▸ Work instruction
The records, repeated exactly and in full, are the expected answer.

▸ Working data
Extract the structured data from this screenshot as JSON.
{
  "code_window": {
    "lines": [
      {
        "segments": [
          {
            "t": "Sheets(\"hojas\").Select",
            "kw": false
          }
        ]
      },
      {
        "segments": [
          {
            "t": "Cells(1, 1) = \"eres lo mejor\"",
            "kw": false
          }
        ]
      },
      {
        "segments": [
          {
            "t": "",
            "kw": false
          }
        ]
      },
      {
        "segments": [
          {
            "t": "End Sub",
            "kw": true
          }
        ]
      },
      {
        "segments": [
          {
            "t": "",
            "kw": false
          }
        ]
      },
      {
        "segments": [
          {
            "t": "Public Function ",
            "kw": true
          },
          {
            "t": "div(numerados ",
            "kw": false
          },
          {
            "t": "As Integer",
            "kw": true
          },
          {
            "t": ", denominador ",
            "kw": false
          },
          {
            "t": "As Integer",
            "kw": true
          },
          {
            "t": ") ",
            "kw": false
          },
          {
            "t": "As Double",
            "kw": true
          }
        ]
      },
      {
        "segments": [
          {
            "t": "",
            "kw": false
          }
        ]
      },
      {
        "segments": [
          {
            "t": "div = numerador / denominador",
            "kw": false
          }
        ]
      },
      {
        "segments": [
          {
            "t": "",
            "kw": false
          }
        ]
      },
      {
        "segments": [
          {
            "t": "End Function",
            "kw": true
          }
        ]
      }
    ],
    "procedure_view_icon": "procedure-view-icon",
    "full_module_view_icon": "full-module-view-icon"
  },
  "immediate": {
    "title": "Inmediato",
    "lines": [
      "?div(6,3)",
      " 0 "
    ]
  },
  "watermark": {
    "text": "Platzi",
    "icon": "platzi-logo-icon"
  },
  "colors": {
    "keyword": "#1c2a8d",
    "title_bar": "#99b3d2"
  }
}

▸ Task result
Extract the structured data from this screenshot as JSON.
{
  "code_window": {
    "lines": [
      {
        "segments": [
          {
            "t": "Sheets(\"hojas\").Select",
            "kw": false
          }
        ]
      },
      {
        "segments": [
          {
            "t": "Cells(1, 1) = \"eres lo mejor\"",
            "kw": false
          }
        ]
      },
      {
        "segments": [
          {
            "t": "",
            "kw": false
          }
        ]
      },
      {
        "segments": [
          {
            "t": "End Sub",
            "kw": true
          }
        ]
      },
      {
        "segments": [
          {
            "t": "",
            "kw": false
          }
        ]
      },
      {
        "segments": [
          {
            "t": "Public Function ",
            "kw": true
          },
          {
            "t": "div(numerados ",
            "kw": false
          },
          {
            "t": "As Integer",
            "kw": true
          },
          {
            "t": ", denominador ",
            "kw": false
          },
          {
            "t": "As Integer",
            "kw": true
          },
          {
            "t": ") ",
            "kw": false
          },
          {
            "t": "As Double",
            "kw": true
          }
        ]
      },
      {
        "segments": [
          {
            "t": "",
            "kw": false
          }
        ]
      },
      {
        "segments": [
          {
            "t": "div = numerador / denominador",
            "kw": false
          }
        ]
      },
      {
        "segments": [
          {
            "t": "",
            "kw": false
          }
        ]
      },
      {
        "segments": [
          {
            "t": "End Function",
            "kw": true
          }
        ]
      }
    ],
    "procedure_view_icon": "procedure-view-icon",
    "full_module_view_icon": "full-module-view-icon"
  },
  "immediate": {
    "title": "Inmediato",
    "lines": [
      "?div(6,3)",
      " 0 "
    ]
  },
  "watermark": {
    "text": "Platzi",
    "icon": "platzi-logo-icon"
  },
  "colors": {
    "keyword": "#1c2a8d",
    "title_bar": "#99b3d2"
  }
}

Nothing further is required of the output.